A man who liked a tipple, Chief Engineer Montgomery Scott’s great love was the Enterprise herself – and his true home. While it is tempting to assign him a fragrance of the Highlands, Scotty’s scent would smell of the engine room, with its heat and aromas of machinery oil and metal. What would he wear under his tartan during state visits? Donna Karan Fuel. The alluring Nyota Uhura, the voice of the Enterprise to outside worlds, was the epitome of professionalism, composed and self-assured – but always with a sexy swivel. In Mirror, Mirror, she showed she could be quite the playa, too. Her perfume would be refined, rich, all woman: Paco Rabbane La Nuit by Jean Guichard. Its feminine floral heart poised against animalic notes would complement Uhura’s sultry strength.
Chekov, played by Walter Koenig and Sulu, played by George Takei CB I HATE PERFUME Russian Tea Caravan and Comme des Garcons 2
For the excitable Pavel Chekov, whose depth of Russian pride is matched only by the outrageousness of his accent, what else but a classic Russian tea fragrance kept in an ancient samovar? Smoky, astringent CB I Hate Perfume Russian Caravan (Christopher Brosius) would suit Mr. Chekov nicely. His co-helmsman, Hikaru Sulu, who fancied himself a duelist in the Naked Time, might have gone for something a bit wilder but with subtle homage to his Japanese heritage, something along the lines of Mark Buxton’s Comme des Garcons 2 with its Sumi ink note and complicated range of floral and woody aspects.
Mr. Spock, played by Leonard Nimoy in Amok Time
And Mr. Spock? Wearing perfume would be highly illogical. There would, however, be one notable exception: during Amok Time, T’Pau would have required he wear the traditional Vulcan mating scent, which I expect would be something along the lines of the original Eau Sauvage by Edmond Roudnitska, full of pheromone-inducing molecules.

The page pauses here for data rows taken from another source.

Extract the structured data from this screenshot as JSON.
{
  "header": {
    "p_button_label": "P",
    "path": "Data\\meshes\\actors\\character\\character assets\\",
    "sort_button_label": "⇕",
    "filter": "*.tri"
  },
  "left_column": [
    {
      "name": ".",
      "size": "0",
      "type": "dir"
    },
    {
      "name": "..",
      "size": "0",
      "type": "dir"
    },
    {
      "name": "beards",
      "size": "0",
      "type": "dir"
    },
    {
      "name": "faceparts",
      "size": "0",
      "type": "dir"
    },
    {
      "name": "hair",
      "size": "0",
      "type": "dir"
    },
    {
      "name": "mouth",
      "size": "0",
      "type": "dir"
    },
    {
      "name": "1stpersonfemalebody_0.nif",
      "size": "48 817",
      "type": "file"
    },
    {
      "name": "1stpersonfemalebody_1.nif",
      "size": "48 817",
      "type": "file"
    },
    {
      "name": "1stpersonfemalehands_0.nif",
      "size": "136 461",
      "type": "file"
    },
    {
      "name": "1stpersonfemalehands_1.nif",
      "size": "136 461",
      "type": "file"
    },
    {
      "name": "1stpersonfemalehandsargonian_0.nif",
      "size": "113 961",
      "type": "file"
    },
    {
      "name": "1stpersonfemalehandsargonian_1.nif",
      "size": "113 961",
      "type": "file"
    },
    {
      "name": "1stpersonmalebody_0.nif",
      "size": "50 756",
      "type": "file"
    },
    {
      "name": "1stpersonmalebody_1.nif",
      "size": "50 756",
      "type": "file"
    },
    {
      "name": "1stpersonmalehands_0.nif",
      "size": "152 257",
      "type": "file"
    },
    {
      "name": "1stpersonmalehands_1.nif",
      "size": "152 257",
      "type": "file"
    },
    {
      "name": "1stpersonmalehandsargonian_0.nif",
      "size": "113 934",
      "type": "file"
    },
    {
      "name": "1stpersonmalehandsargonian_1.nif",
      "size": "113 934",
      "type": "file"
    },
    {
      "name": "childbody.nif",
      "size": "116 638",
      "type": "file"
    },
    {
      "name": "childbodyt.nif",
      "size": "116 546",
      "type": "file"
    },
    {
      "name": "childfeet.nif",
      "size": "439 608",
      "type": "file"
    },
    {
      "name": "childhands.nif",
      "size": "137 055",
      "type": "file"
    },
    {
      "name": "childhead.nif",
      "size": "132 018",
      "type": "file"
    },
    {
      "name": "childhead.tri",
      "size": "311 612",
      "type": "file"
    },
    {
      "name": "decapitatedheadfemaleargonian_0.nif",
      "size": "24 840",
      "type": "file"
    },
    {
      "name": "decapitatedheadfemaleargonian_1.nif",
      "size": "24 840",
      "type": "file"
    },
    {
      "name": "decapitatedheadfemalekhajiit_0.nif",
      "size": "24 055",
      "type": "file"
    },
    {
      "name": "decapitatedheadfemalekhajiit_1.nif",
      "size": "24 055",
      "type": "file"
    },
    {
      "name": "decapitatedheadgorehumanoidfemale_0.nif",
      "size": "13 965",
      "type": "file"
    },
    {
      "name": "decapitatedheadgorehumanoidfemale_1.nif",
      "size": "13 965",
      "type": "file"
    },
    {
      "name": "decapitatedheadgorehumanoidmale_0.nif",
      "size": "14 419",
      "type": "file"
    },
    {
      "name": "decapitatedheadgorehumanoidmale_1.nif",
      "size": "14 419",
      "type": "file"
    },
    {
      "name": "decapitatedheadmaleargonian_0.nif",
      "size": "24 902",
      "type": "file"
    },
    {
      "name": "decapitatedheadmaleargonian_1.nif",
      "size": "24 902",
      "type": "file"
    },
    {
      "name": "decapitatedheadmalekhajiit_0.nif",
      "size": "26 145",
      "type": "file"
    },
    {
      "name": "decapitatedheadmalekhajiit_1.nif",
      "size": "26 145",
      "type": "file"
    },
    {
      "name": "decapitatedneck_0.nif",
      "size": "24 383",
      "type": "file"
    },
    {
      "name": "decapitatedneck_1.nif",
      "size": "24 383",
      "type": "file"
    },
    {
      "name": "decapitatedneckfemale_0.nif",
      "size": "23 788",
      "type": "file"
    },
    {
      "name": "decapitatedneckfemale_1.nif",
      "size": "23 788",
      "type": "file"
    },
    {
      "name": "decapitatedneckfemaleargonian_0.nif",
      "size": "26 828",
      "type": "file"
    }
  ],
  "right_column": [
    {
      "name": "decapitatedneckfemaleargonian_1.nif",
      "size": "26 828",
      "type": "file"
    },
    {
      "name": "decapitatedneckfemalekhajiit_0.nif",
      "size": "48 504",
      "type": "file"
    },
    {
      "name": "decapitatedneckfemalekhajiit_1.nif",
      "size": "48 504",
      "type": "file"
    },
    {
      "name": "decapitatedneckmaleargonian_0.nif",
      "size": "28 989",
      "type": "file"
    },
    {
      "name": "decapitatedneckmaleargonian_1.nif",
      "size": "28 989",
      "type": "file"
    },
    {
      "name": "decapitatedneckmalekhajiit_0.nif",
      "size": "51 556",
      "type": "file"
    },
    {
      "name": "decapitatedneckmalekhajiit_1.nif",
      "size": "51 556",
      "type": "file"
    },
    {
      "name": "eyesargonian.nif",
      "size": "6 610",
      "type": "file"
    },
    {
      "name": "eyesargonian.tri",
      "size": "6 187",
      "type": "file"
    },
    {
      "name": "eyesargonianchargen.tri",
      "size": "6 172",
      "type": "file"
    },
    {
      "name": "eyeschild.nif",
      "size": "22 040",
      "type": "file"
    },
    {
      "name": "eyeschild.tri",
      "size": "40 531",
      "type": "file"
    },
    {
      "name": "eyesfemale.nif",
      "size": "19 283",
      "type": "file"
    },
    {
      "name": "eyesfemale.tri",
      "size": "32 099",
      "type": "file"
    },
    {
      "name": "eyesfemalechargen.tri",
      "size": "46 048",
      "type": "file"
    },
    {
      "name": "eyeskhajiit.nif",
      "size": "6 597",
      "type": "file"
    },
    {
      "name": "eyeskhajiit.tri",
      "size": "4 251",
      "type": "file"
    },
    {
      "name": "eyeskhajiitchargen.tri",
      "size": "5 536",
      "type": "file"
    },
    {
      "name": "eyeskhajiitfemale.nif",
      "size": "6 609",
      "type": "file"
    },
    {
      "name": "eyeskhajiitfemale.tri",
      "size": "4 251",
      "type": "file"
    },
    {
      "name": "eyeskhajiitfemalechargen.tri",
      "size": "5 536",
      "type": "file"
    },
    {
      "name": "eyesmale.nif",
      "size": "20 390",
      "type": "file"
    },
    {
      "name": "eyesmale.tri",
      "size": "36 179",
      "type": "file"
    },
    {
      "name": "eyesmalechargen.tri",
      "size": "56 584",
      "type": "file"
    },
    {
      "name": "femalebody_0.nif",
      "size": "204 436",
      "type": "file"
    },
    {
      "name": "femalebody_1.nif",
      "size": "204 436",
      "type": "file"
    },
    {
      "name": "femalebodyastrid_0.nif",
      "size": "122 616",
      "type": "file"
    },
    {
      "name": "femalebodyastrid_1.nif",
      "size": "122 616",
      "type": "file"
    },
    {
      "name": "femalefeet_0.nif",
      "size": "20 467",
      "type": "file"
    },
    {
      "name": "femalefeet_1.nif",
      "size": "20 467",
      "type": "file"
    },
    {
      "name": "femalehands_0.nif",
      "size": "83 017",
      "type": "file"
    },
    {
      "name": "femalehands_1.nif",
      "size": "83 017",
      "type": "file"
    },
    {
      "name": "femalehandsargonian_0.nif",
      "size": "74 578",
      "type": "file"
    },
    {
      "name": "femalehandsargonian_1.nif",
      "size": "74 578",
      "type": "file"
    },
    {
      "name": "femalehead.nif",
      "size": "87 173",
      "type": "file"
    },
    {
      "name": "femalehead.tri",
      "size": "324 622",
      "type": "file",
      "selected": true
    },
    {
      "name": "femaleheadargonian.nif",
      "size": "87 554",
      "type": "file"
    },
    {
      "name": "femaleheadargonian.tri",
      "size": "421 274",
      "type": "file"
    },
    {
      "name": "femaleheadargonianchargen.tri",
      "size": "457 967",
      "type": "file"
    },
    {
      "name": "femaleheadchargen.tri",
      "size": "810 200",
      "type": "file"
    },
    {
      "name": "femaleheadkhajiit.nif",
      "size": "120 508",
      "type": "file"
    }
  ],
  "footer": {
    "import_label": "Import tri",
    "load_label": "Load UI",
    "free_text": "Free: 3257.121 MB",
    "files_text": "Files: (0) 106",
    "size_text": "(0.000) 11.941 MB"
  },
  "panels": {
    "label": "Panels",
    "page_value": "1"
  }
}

Perfume’s ability to evoke irrational feelings may be one of those earthly quirks Spock found so irritating. But, as the human sense of smell is so intricately linked with emotion and memory, those scents of home, of other times, of Earth could probably have been found stashed away in many a crewmember’s quarters.
May the Starship Enterprise continue on her bold voyages forever. Live long and prosper, old friend.
–– Lauryn Beer, Sr. Contributor
For those of you who haven’t watched Star Trek Continues, the fan produced webseries carries on the original five-year mission and is a must see for any self respecting Trekkie. The first episode is the sequel to the original series Who Mourns For Adonis and Michael Forrest reprised the role of Apollo from 49 years ago. Chris Doohan, James Doohan’ son plays Scotty remarkably like his father. Other guests and surprises will convince you that Star Trek indeed continues,You can binge watch here We would love to know your thoughts on Lauryn’s choices. Live Long and Wear Perfume!!! Michelyn Camen, EIC
RIP: Leonard Nimoy
Majal Barrett Roddenberry
Grace Lee Whitney